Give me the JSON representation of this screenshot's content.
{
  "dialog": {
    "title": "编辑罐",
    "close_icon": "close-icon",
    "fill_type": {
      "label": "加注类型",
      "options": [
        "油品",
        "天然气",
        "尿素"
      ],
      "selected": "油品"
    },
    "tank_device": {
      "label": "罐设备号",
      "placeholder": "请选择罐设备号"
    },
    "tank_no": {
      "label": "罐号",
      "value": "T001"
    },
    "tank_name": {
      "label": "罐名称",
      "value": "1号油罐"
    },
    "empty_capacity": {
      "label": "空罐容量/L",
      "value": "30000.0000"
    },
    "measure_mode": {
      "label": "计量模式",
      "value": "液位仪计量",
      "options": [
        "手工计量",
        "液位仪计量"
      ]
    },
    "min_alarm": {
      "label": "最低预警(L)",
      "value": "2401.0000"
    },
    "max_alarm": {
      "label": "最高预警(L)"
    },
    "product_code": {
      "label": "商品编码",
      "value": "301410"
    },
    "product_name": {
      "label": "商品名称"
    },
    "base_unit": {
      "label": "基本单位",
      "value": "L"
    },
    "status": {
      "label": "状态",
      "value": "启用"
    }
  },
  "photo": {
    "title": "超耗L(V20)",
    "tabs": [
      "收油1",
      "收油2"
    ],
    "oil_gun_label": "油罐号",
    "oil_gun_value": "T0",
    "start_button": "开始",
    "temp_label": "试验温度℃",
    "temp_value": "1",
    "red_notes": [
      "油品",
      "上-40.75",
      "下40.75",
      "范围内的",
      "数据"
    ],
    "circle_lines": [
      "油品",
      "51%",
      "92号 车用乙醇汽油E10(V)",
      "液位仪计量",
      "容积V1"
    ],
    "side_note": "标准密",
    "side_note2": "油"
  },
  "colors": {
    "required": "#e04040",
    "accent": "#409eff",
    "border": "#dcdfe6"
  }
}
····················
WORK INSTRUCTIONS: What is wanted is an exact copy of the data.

ANSWER:
Give me the JSON representation of this screenshot's content.
{
  "dialog": {
    "title": "编辑罐",
    "close_icon": "close-icon",
    "fill_type": {
      "label": "加注类型",
      "options": [
        "油品",
        "天然气",
        "尿素"
      ],
      "selected": "油品"
    },
    "tank_device": {
      "label": "罐设备号",
      "placeholder": "请选择罐设备号"
    },
    "tank_no": {
      "label": "罐号",
      "value": "T001"
    },
    "tank_name": {
      "label": "罐名称",
      "value": "1号油罐"
    },
    "empty_capacity": {
      "label": "空罐容量/L",
      "value": "30000.0000"
    },
    "measure_mode": {
      "label": "计量模式",
      "value": "液位仪计量",
      "options": [
        "手工计量",
        "液位仪计量"
      ]
    },
    "min_alarm": {
      "label": "最低预警(L)",
      "value": "2401.0000"
    },
    "max_alarm": {
      "label": "最高预警(L)"
    },
    "product_code": {
      "label": "商品编码",
      "value": "301410"
    },
    "product_name": {
      "label": "商品名称"
    },
    "base_unit": {
      "label": "基本单位",
      "value": "L"
    },
    "status": {
      "label": "状态",
      "value": "启用"
    }
  },
  "photo": {
    "title": "超耗L(V20)",
    "tabs": [
      "收油1",
      "收油2"
    ],
    "oil_gun_label": "油罐号",
    "oil_gun_value": "T0",
    "start_button": "开始",
    "temp_label": "试验温度℃",
    "temp_value": "1",
    "red_notes": [
      "油品",
      "上-40.75",
      "下40.75",
      "范围内的",
      "数据"
    ],
    "circle_lines": [
      "油品",
      "51%",
      "92号 车用乙醇汽油E10(V)",
      "液位仪计量",
      "容积V1"
    ],
    "side_note": "标准密",
    "side_note2": "油"
  },
  "colors": {
    "required": "#e04040",
    "accent": "#409eff",
    "border": "#dcdfe6"
  }
}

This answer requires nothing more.